Tuesday, 16 June 2015

PSO Levy: wind energy prevents consumers from seeing a large reduction in energy bills this winter

Increases in wind capacity and lower wholesale prices have shoved PSO Levy back up close to last year's levels.

On Friday, the proposed 2015/16 PSO Levy paper was published. In January, this blog predicted that the PSO would have to rise this year, due to lower gas prices and this has come to fruition :

Lower wholesale prices. The benchmark price, which is the estimated wholesale System Marginal Price (SMP) in SEM for the 2015/16 levy period, is €53.52/MWh, down approximately 6% on the €57.17/MWh used to determine the levy for the current PSO period. A lower wholesale price for next year results in the PSO plant needing more PSO money to cover their allowed costs, to offset the lower money they are predicted to receive from the market. This applies across-the-board for renewables, peat and security of supply plants supported by the PSO. The lower estimated wholesale price for next year is reflective of a trend in the SEM since the first half of 2014 of lower spot prices, related to lower gas prices;

We have also added more wind which needs to be funded through the PSO. The cost of supporting renewables, mostly wind, has risen from €94 million to €174 million :

More renewables. An estimated 2,080 MW of renewable generation, mostly wind,will be supported by the PSO next year. This is 206 MW, or 11%, more than the 1,874 MW supported in the current PSO period, hence driving-up the levy

Last year, wind received supports of € 313,260 per MW from the PSO¹. This year it has gone up to
€ 386,400 per MW due to the lower gas prices², a 23% increase.  Absolute madness - when the price of fuels go down, consumers have to pay more. 

However, due to reductions elsewhere we are not seeing the full impact of these increases this year. This should begin to bite next year. For this year, the PSO Levy has actually gone down by 9% due to the "security of supply" gas plants having their support cut by € 68.5 million and other reductions (including Cfds, R-Factors, admin and inflation) of € 41 million.

The chart below shows where the PSO Levy has gone in the past few years :
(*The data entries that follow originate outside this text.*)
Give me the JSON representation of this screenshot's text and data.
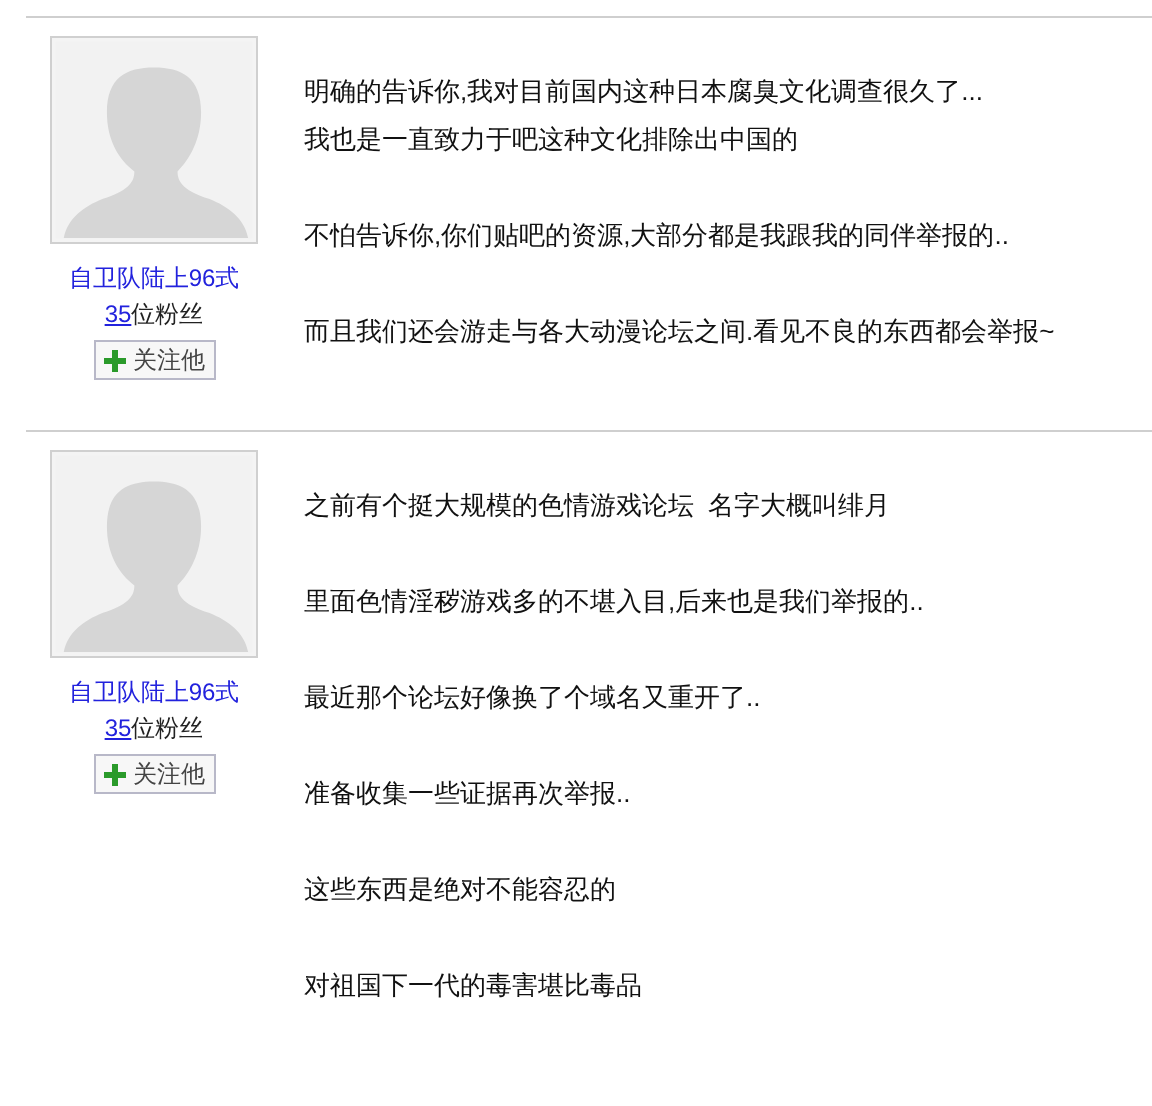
{
  "posts": [
    {
      "author": {
        "name": "自卫队陆上96式",
        "fans_count": "35",
        "fans_label": "位粉丝",
        "follow_button": "关注他"
      },
      "paragraphs": [
        {
          "lines": [
            "明确的告诉你,我对目前国内这种日本腐臭文化调查很久了...",
            "我也是一直致力于吧这种文化排除出中国的"
          ]
        },
        {
          "lines": [
            "不怕告诉你,你们贴吧的资源,大部分都是我跟我的同伴举报的.."
          ]
        },
        {
          "lines": [
            "而且我们还会游走与各大动漫论坛之间.看见不良的东西都会举报~"
          ]
        }
      ]
    },
    {
      "author": {
        "name": "自卫队陆上96式",
        "fans_count": "35",
        "fans_label": "位粉丝",
        "follow_button": "关注他"
      },
      "paragraphs": [
        {
          "lines": [
            "之前有个挺大规模的色情游戏论坛  名字大概叫绯月"
          ]
        },
        {
          "lines": [
            "里面色情淫秽游戏多的不堪入目,后来也是我们举报的.."
          ]
        },
        {
          "lines": [
            "最近那个论坛好像换了个域名又重开了.."
          ]
        },
        {
          "lines": [
            "准备收集一些证据再次举报.."
          ]
        },
        {
          "lines": [
            "这些东西是绝对不能容忍的"
          ]
        },
        {
          "lines": [
            "对祖国下一代的毒害堪比毒品"
          ]
        }
      ]
    }
  ]
}
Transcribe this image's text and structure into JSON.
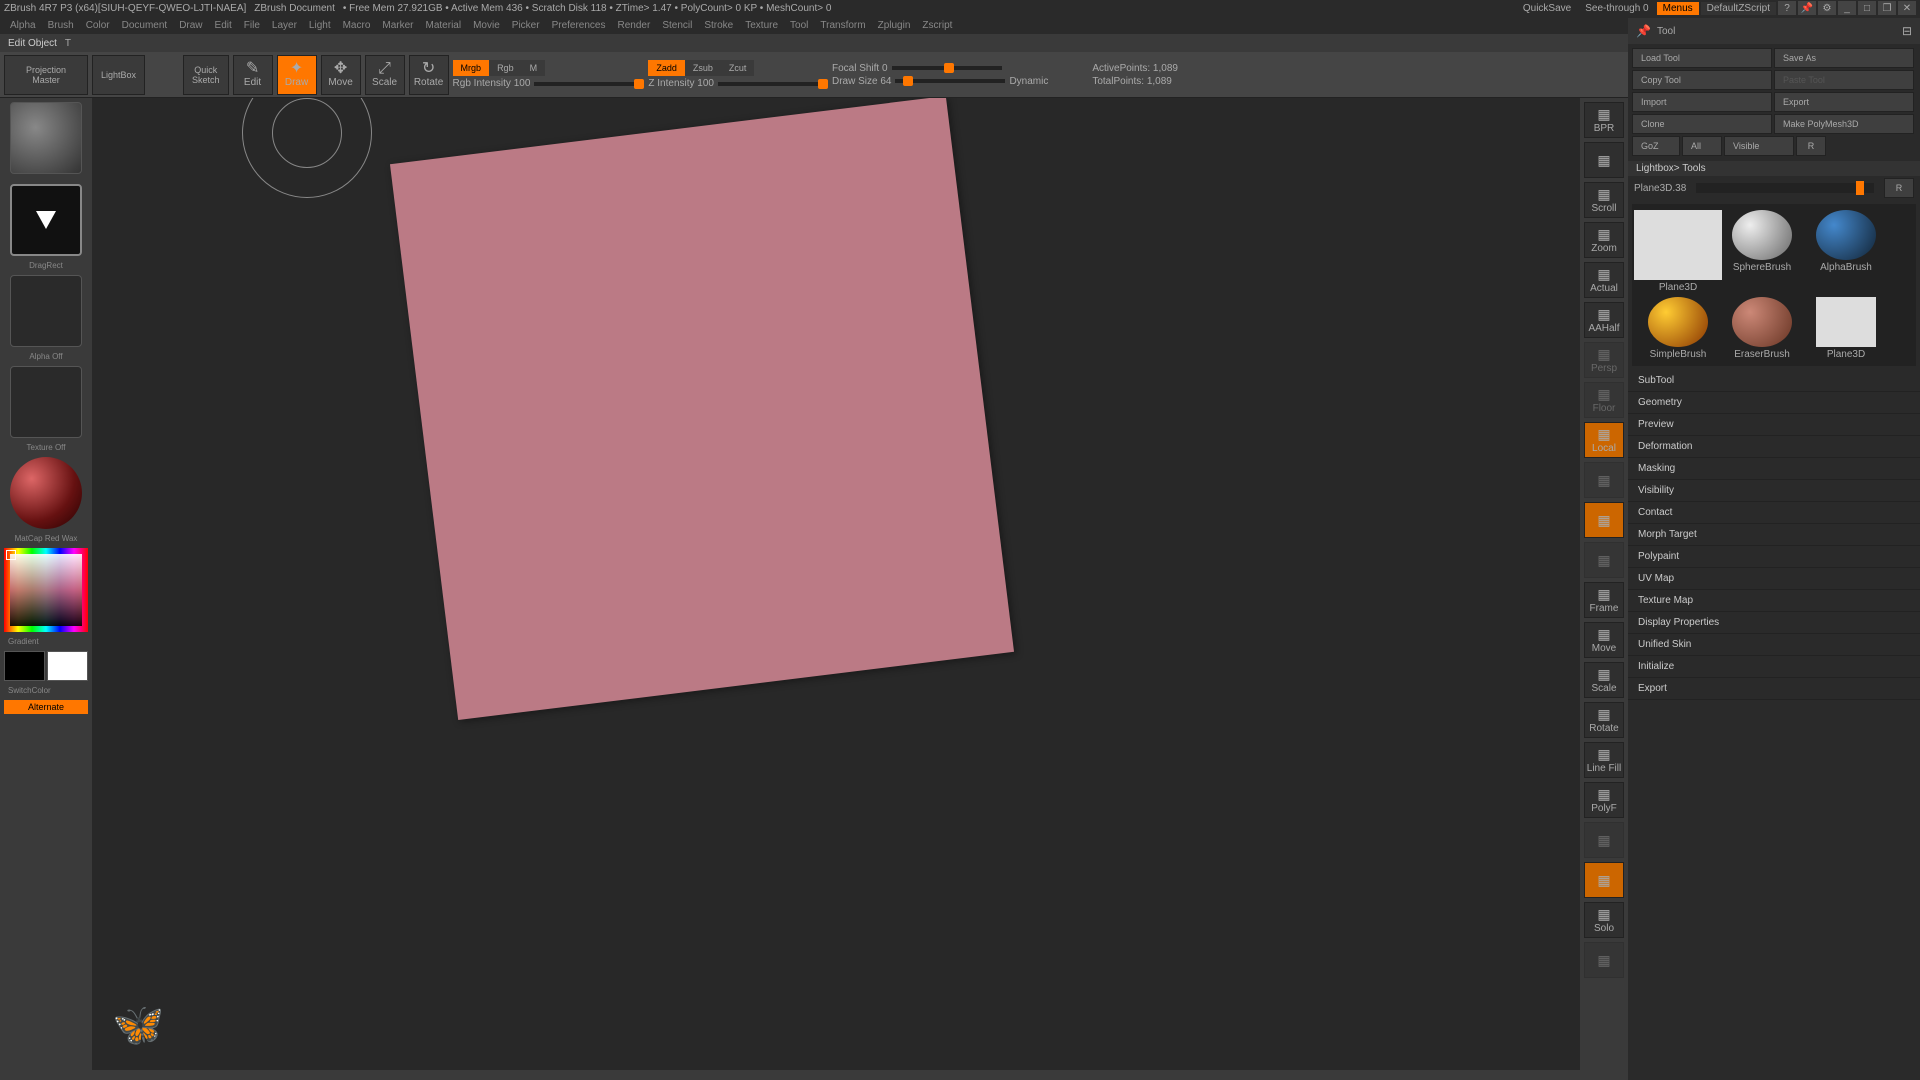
{
  "domain": "Computer-Use",
  "titlebar": {
    "app": "ZBrush 4R7 P3 (x64)[SIUH-QEYF-QWEO-LJTI-NAEA]",
    "doc": "ZBrush Document",
    "stats": "• Free Mem 27.921GB • Active Mem 436 • Scratch Disk 118 • ZTime> 1.47 • PolyCount> 0 KP • MeshCount> 0",
    "quicksave": "QuickSave",
    "seethrough": "See-through   0",
    "menus": "Menus",
    "script": "DefaultZScript"
  },
  "menubar": [
    "Alpha",
    "Brush",
    "Color",
    "Document",
    "Draw",
    "Edit",
    "File",
    "Layer",
    "Light",
    "Macro",
    "Marker",
    "Material",
    "Movie",
    "Picker",
    "Preferences",
    "Render",
    "Stencil",
    "Stroke",
    "Texture",
    "Tool",
    "Transform",
    "Zplugin",
    "Zscript"
  ],
  "infobar": {
    "label": "Edit Object",
    "key": "T"
  },
  "toolbar": {
    "projection": "Projection\nMaster",
    "lightbox": "LightBox",
    "quicksketch": "Quick\nSketch",
    "edit": "Edit",
    "draw": "Draw",
    "move": "Move",
    "scale": "Scale",
    "rotate": "Rotate",
    "mrgb": "Mrgb",
    "rgb": "Rgb",
    "m": "M",
    "zadd": "Zadd",
    "zsub": "Zsub",
    "zcut": "Zcut",
    "rgbint": "Rgb Intensity 100",
    "zint": "Z Intensity 100",
    "focal": "Focal Shift 0",
    "drawsize": "Draw Size 64",
    "dynamic": "Dynamic",
    "activepts": "ActivePoints: 1,089",
    "totalpts": "TotalPoints: 1,089"
  },
  "left": {
    "brush": "",
    "dragrect": "DragRect",
    "alpha": "Alpha Off",
    "texture": "Texture Off",
    "material": "MatCap Red Wax",
    "gradient": "Gradient",
    "switchcolor": "SwitchColor",
    "alternate": "Alternate"
  },
  "iconstrip": [
    {
      "name": "bpr",
      "label": "BPR"
    },
    {
      "name": "divider",
      "label": ""
    },
    {
      "name": "scroll",
      "label": "Scroll"
    },
    {
      "name": "zoom",
      "label": "Zoom"
    },
    {
      "name": "actual",
      "label": "Actual"
    },
    {
      "name": "aahalf",
      "label": "AAHalf"
    },
    {
      "name": "persp",
      "label": "Persp",
      "dim": true
    },
    {
      "name": "floor",
      "label": "Floor",
      "dim": true
    },
    {
      "name": "local",
      "label": "Local",
      "active": true
    },
    {
      "name": "localsym",
      "label": "",
      "dim": true
    },
    {
      "name": "lcam",
      "label": "",
      "active": true
    },
    {
      "name": "xpose",
      "label": "",
      "dim": true
    },
    {
      "name": "frame",
      "label": "Frame"
    },
    {
      "name": "move2",
      "label": "Move"
    },
    {
      "name": "scale2",
      "label": "Scale"
    },
    {
      "name": "rotate2",
      "label": "Rotate"
    },
    {
      "name": "linefill",
      "label": "Line Fill"
    },
    {
      "name": "polyf",
      "label": "PolyF"
    },
    {
      "name": "transp",
      "label": "",
      "dim": true
    },
    {
      "name": "ghost",
      "label": "",
      "active": true
    },
    {
      "name": "solo",
      "label": "Solo"
    },
    {
      "name": "xpose2",
      "label": "",
      "dim": true
    }
  ],
  "tool": {
    "title": "Tool",
    "load": "Load Tool",
    "save": "Save As",
    "copy": "Copy Tool",
    "paste": "Paste Tool",
    "import": "Import",
    "export": "Export",
    "clone": "Clone",
    "makepm": "Make PolyMesh3D",
    "goz": "GoZ",
    "all": "All",
    "visible": "Visible",
    "r": "R",
    "lightbox": "Lightbox> Tools",
    "current": "Plane3D.38",
    "r2": "R",
    "thumbs": [
      {
        "name": "plane3d",
        "label": "Plane3D"
      },
      {
        "name": "spherebrush",
        "label": "SphereBrush"
      },
      {
        "name": "alphabrush",
        "label": "AlphaBrush"
      },
      {
        "name": "simplebrush",
        "label": "SimpleBrush"
      },
      {
        "name": "eraserbrush",
        "label": "EraserBrush"
      },
      {
        "name": "plane3d2",
        "label": "Plane3D"
      }
    ],
    "sections": [
      "SubTool",
      "Geometry",
      "Preview",
      "Deformation",
      "Masking",
      "Visibility",
      "Contact",
      "Morph Target",
      "Polypaint",
      "UV Map",
      "Texture Map",
      "Display Properties",
      "Unified Skin",
      "Initialize",
      "Export"
    ]
  }
}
We can see that for the first time renewables, mostly wind, has overtaken peat and is now the largest recipient of the PSO Levy - 57% of the levy is going to renewables for the year 2015/16.

So if wind is receiving € 386,000 per MW this year from the PSO, what will future PSO increases look like ? The IWEA announced yesterday that circa 250MW of wind would have to be added each year by 2020. So that means that the PSO Levy will have to be increased by € 96.5 million per year for the next four years. That's a total increase of € 386 million - well over double the proposed PSO Levy for this year of € 304 million.  Thats a lot of money to spend on infrastructure that cannot replace a single traditional power plant in the country and requires large scale grid upgrades. Contrast this with subsidizing biomass which can replace the existing coal power station at Moneypoint and does not require additional grid infrastructure.
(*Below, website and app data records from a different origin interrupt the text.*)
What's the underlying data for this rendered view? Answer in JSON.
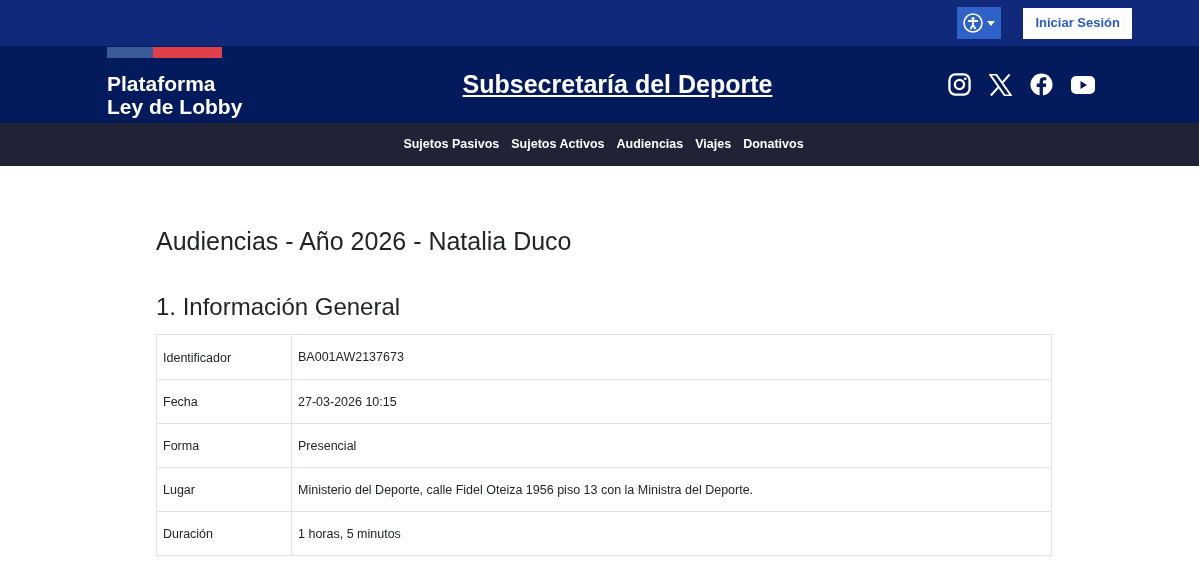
{
  "top_bar": {
    "login_button": "Iniciar Sesión"
  },
  "header": {
    "logo_lines": [
      "Plataforma",
      "Ley de Lobby"
    ],
    "institution": "Subsecretaría del Deporte"
  },
  "nav": [
    "Sujetos Pasivos",
    "Sujetos Activos",
    "Audiencias",
    "Viajes",
    "Donativos"
  ],
  "page_title": "Audiencias - Año 2026 - Natalia Duco",
  "section_title": "1. Información General",
  "table": {
    "rows": [
      {
        "label": "Identificador",
        "value": "BA001AW2137673"
      },
      {
        "label": "Fecha",
        "value": "27-03-2026 10:15"
      },
      {
        "label": "Forma",
        "value": "Presencial"
      },
      {
        "label": "Lugar",
        "value": "Ministerio del Deporte, calle Fidel Oteiza 1956 piso 13 con la Ministra del Deporte."
      },
      {
        "label": "Duración",
        "value": "1 horas, 5 minutos"
      }
    ]
  }
}
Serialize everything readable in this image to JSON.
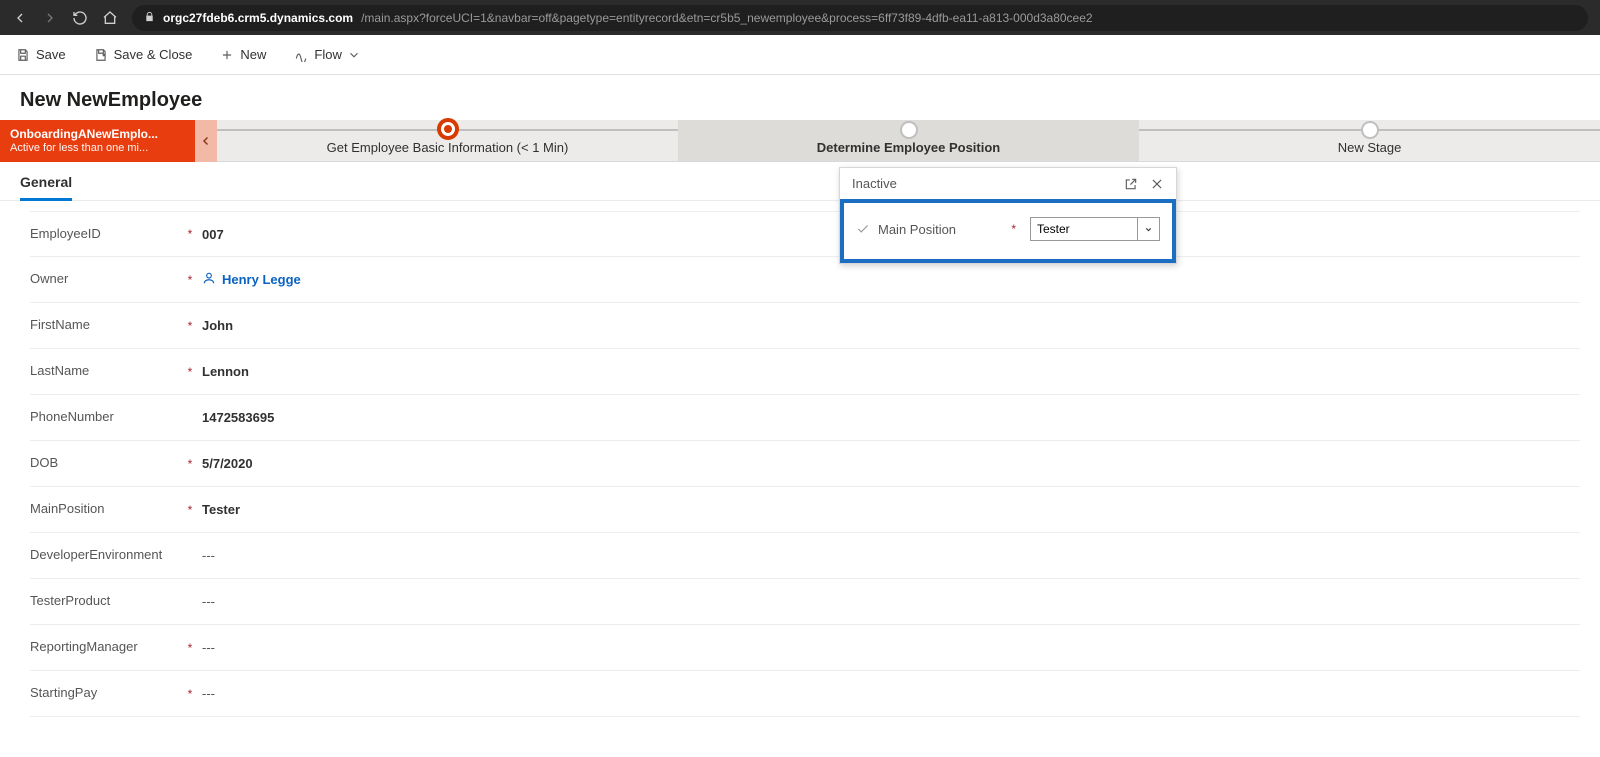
{
  "browser": {
    "url_host": "orgc27fdeb6.crm5.dynamics.com",
    "url_path": "/main.aspx?forceUCI=1&navbar=off&pagetype=entityrecord&etn=cr5b5_newemployee&process=6ff73f89-4dfb-ea11-a813-000d3a80cee2"
  },
  "commands": {
    "save": "Save",
    "save_close": "Save & Close",
    "new": "New",
    "flow": "Flow"
  },
  "page": {
    "title": "New NewEmployee"
  },
  "process": {
    "name": "OnboardingANewEmplo...",
    "status_line": "Active for less than one mi...",
    "stages": [
      {
        "label": "Get Employee Basic Information  (< 1 Min)",
        "current": true
      },
      {
        "label": "Determine Employee Position",
        "active_label": true
      },
      {
        "label": "New Stage"
      }
    ]
  },
  "tabs": [
    {
      "label": "General",
      "active": true
    }
  ],
  "form_rows": [
    {
      "label": "EmployeeID",
      "required": true,
      "value": "007"
    },
    {
      "label": "Owner",
      "required": true,
      "value": "Henry Legge",
      "is_link": true
    },
    {
      "label": "FirstName",
      "required": true,
      "value": "John"
    },
    {
      "label": "LastName",
      "required": true,
      "value": "Lennon"
    },
    {
      "label": "PhoneNumber",
      "required": false,
      "value": "1472583695"
    },
    {
      "label": "DOB",
      "required": true,
      "value": "5/7/2020"
    },
    {
      "label": "MainPosition",
      "required": true,
      "value": "Tester"
    },
    {
      "label": "DeveloperEnvironment",
      "required": false,
      "value": "---",
      "placeholder": true
    },
    {
      "label": "TesterProduct",
      "required": false,
      "value": "---",
      "placeholder": true
    },
    {
      "label": "ReportingManager",
      "required": true,
      "value": "---",
      "placeholder": true
    },
    {
      "label": "StartingPay",
      "required": true,
      "value": "---",
      "placeholder": true
    }
  ],
  "flyout": {
    "status": "Inactive",
    "field_label": "Main Position",
    "field_required": true,
    "field_value": "Tester"
  }
}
We are often told that we are small island, last on the gas pipelines, and therefore cannot expect low electricity prices. But back in the 90s, we had lower energy prices that the UK. The fact is that it is the Irish government who keep electricity prices high, not the Norwegians or the English.

Responses to the PSO Proposal Paper can be sent to jlynch@cer.ie by 3rd July 2015.

¹ 138MW of new wind generation required € 43.23 million (94.3 less 51.07) from PSO last year. So    € 43.23m / 138MW = €313,260 per MW

² 206MW of new wind generation required € 79.6 million (173.9 less 94.3) from PSO this year. So    € 79.6m / 206MW = €386,400 per MW

1 comment:

  1. The PSO charges and REFIT rebates are a simple wealth redistribution mechanism to which the public remains oblivious. The blog above illustrates this to perfection.